Activity
In your answer, give each entry again exactly as it appears.

Information given
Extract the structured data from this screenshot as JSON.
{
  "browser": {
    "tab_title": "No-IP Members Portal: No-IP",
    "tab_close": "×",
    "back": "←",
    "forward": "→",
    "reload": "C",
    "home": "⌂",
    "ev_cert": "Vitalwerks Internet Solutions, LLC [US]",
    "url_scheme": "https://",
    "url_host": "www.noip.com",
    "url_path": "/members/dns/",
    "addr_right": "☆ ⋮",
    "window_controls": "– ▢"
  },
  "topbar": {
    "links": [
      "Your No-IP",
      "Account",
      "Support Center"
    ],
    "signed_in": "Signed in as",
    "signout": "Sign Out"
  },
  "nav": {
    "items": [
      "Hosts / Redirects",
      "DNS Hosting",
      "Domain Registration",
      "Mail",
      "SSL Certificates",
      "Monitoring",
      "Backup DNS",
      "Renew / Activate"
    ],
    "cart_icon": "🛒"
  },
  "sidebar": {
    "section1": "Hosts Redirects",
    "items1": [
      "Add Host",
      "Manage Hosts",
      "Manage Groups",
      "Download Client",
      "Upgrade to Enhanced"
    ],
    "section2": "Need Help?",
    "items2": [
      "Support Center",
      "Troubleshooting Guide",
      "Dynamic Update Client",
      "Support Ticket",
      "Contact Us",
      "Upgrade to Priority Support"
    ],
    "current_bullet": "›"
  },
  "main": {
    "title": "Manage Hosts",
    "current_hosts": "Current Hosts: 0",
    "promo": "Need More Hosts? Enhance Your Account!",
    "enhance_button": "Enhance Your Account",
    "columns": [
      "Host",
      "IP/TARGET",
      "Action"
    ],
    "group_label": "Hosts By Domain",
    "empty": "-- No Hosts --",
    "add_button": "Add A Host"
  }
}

Solution
Extract the structured data from this screenshot as JSON.
{
  "browser": {
    "tab_title": "No-IP Members Portal: No-IP",
    "tab_close": "×",
    "back": "←",
    "forward": "→",
    "reload": "C",
    "home": "⌂",
    "ev_cert": "Vitalwerks Internet Solutions, LLC [US]",
    "url_scheme": "https://",
    "url_host": "www.noip.com",
    "url_path": "/members/dns/",
    "addr_right": "☆ ⋮",
    "window_controls": "– ▢"
  },
  "topbar": {
    "links": [
      "Your No-IP",
      "Account",
      "Support Center"
    ],
    "signed_in": "Signed in as",
    "signout": "Sign Out"
  },
  "nav": {
    "items": [
      "Hosts / Redirects",
      "DNS Hosting",
      "Domain Registration",
      "Mail",
      "SSL Certificates",
      "Monitoring",
      "Backup DNS",
      "Renew / Activate"
    ],
    "cart_icon": "🛒"
  },
  "sidebar": {
    "section1": "Hosts Redirects",
    "items1": [
      "Add Host",
      "Manage Hosts",
      "Manage Groups",
      "Download Client",
      "Upgrade to Enhanced"
    ],
    "section2": "Need Help?",
    "items2": [
      "Support Center",
      "Troubleshooting Guide",
      "Dynamic Update Client",
      "Support Ticket",
      "Contact Us",
      "Upgrade to Priority Support"
    ],
    "current_bullet": "›"
  },
  "main": {
    "title": "Manage Hosts",
    "current_hosts": "Current Hosts: 0",
    "promo": "Need More Hosts? Enhance Your Account!",
    "enhance_button": "Enhance Your Account",
    "columns": [
      "Host",
      "IP/TARGET",
      "Action"
    ],
    "group_label": "Hosts By Domain",
    "empty": "-- No Hosts --",
    "add_button": "Add A Host"
  }
}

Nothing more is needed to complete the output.